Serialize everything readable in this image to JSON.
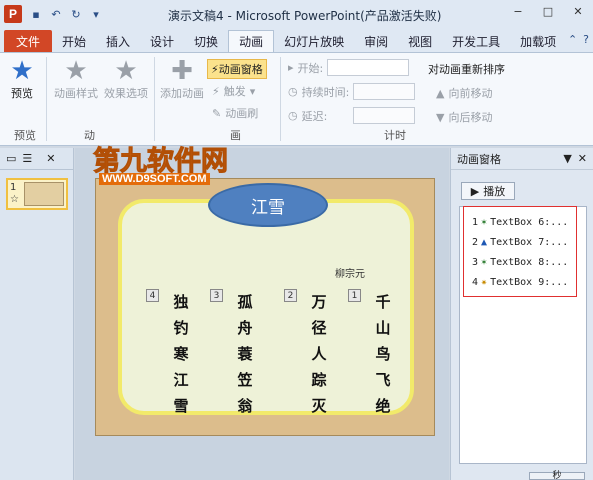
{
  "window": {
    "title": "演示文稿4 - Microsoft PowerPoint(产品激活失败)",
    "app_icon_label": "P",
    "controls": {
      "minimize": "−",
      "maximize": "□",
      "close": "✕"
    }
  },
  "tabs": [
    {
      "label": "文件"
    },
    {
      "label": "开始"
    },
    {
      "label": "插入"
    },
    {
      "label": "设计"
    },
    {
      "label": "切换"
    },
    {
      "label": "动画"
    },
    {
      "label": "幻灯片放映"
    },
    {
      "label": "审阅"
    },
    {
      "label": "视图"
    },
    {
      "label": "开发工具"
    },
    {
      "label": "加载项"
    }
  ],
  "ribbon": {
    "preview": {
      "button": "预览",
      "group": "预览"
    },
    "animation_styles": "动画样式",
    "effect_options": "效果选项",
    "group_animation_partial": "动",
    "add_animation": "添加动画",
    "animation_pane": "动画窗格",
    "trigger": "触发",
    "animation_painter": "动画刷",
    "group_advanced_partial": "画",
    "start_label": "开始:",
    "duration_label": "持续时间:",
    "delay_label": "延迟:",
    "timing_group": "计时",
    "reorder_title": "对动画重新排序",
    "move_earlier": "向前移动",
    "move_later": "向后移动"
  },
  "thumbnail": {
    "number": "1",
    "star": "☆"
  },
  "slide": {
    "title": "江雪",
    "author": "柳宗元",
    "columns": [
      {
        "tag": "4",
        "text": "独钓寒江雪"
      },
      {
        "tag": "3",
        "text": "孤舟蓑笠翁"
      },
      {
        "tag": "2",
        "text": "万径人踪灭"
      },
      {
        "tag": "1",
        "text": "千山鸟飞绝"
      }
    ]
  },
  "watermark": {
    "main": "第九软件网",
    "sub": "WWW.D9SOFT.COM"
  },
  "anim_pane": {
    "title": "动画窗格",
    "play": "播放",
    "items": [
      {
        "num": "1",
        "label": "TextBox 6:..."
      },
      {
        "num": "2",
        "label": "TextBox 7:..."
      },
      {
        "num": "3",
        "label": "TextBox 8:..."
      },
      {
        "num": "4",
        "label": "TextBox 9:..."
      }
    ],
    "bottom_label": "秒"
  }
}
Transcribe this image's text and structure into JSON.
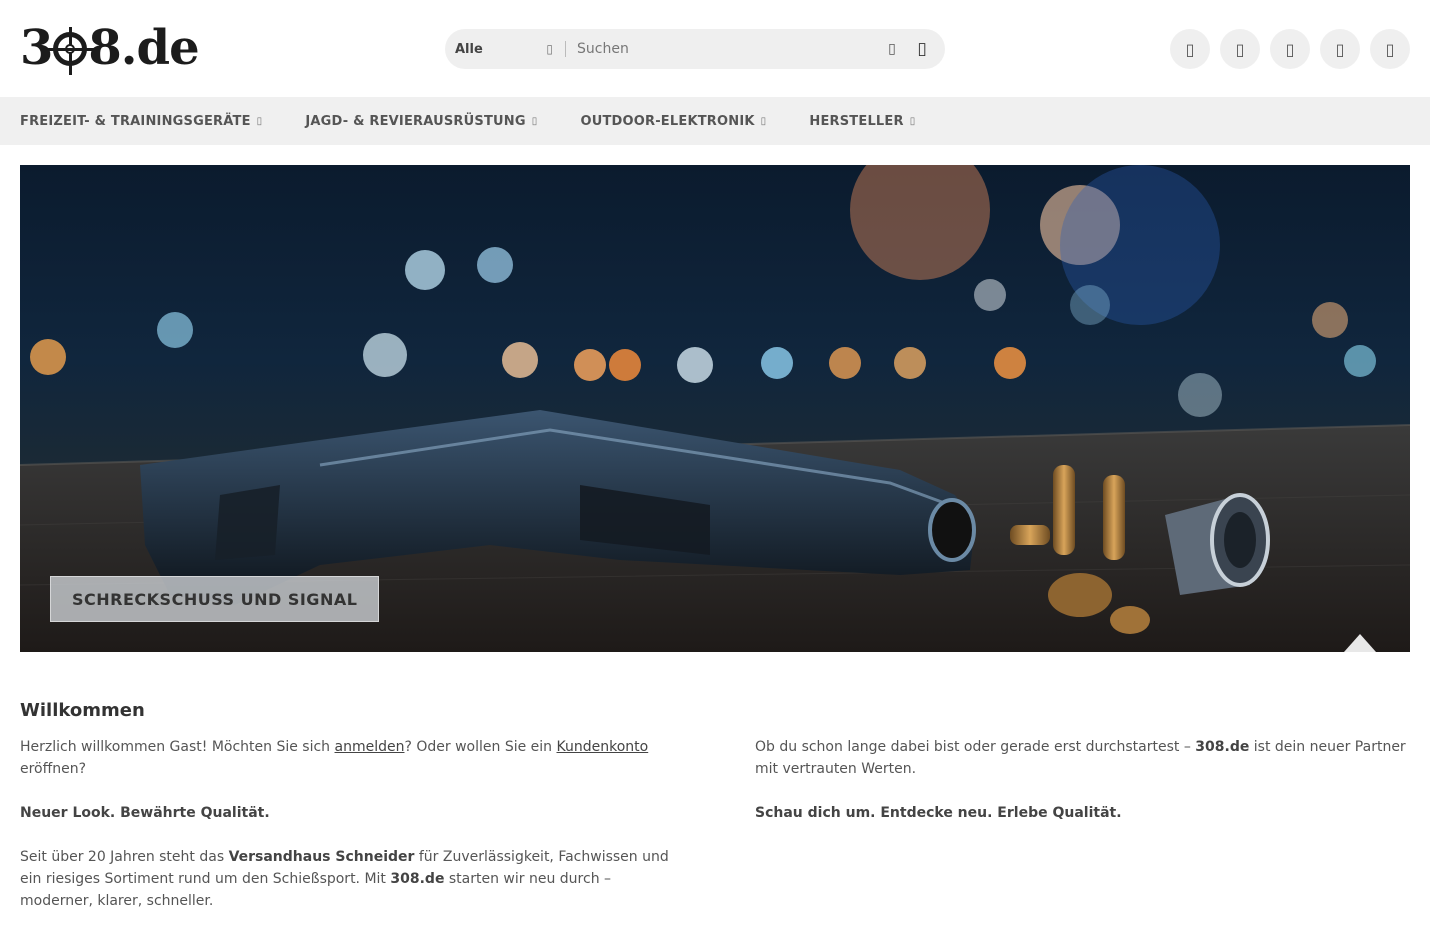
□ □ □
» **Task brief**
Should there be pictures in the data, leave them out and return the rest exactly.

» **Task result**
Serialize everything readable in this image to JSON.
{
  "window": {
    "title": "演示文稿4 - Microsoft PowerPoint(产品激活失败)",
    "app_icon_label": "P",
    "controls": {
      "minimize": "−",
      "maximize": "□",
      "close": "✕"
    }
  },
  "tabs": [
    {
      "label": "文件"
    },
    {
      "label": "开始"
    },
    {
      "label": "插入"
    },
    {
      "label": "设计"
    },
    {
      "label": "切换"
    },
    {
      "label": "动画"
    },
    {
      "label": "幻灯片放映"
    },
    {
      "label": "审阅"
    },
    {
      "label": "视图"
    },
    {
      "label": "开发工具"
    },
    {
      "label": "加载项"
    }
  ],
  "ribbon": {
    "preview": {
      "button": "预览",
      "group": "预览"
    },
    "animation_styles": "动画样式",
    "effect_options": "效果选项",
    "group_animation_partial": "动",
    "add_animation": "添加动画",
    "animation_pane": "动画窗格",
    "trigger": "触发",
    "animation_painter": "动画刷",
    "group_advanced_partial": "画",
    "start_label": "开始:",
    "duration_label": "持续时间:",
    "delay_label": "延迟:",
    "timing_group": "计时",
    "reorder_title": "对动画重新排序",
    "move_earlier": "向前移动",
    "move_later": "向后移动"
  },
  "thumbnail": {
    "number": "1",
    "star": "☆"
  },
  "slide": {
    "title": "江雪",
    "author": "柳宗元",
    "columns": [
      {
        "tag": "4",
        "text": "独钓寒江雪"
      },
      {
        "tag": "3",
        "text": "孤舟蓑笠翁"
      },
      {
        "tag": "2",
        "text": "万径人踪灭"
      },
      {
        "tag": "1",
        "text": "千山鸟飞绝"
      }
    ]
  },
  "watermark": {
    "main": "第九软件网",
    "sub": "WWW.D9SOFT.COM"
  },
  "anim_pane": {
    "title": "动画窗格",
    "play": "播放",
    "items": [
      {
        "num": "1",
        "label": "TextBox 6:..."
      },
      {
        "num": "2",
        "label": "TextBox 7:..."
      },
      {
        "num": "3",
        "label": "TextBox 8:..."
      },
      {
        "num": "4",
        "label": "TextBox 9:..."
      }
    ],
    "bottom_label": "秒"
  }
}
Transcribe this image's text and structure into JSON.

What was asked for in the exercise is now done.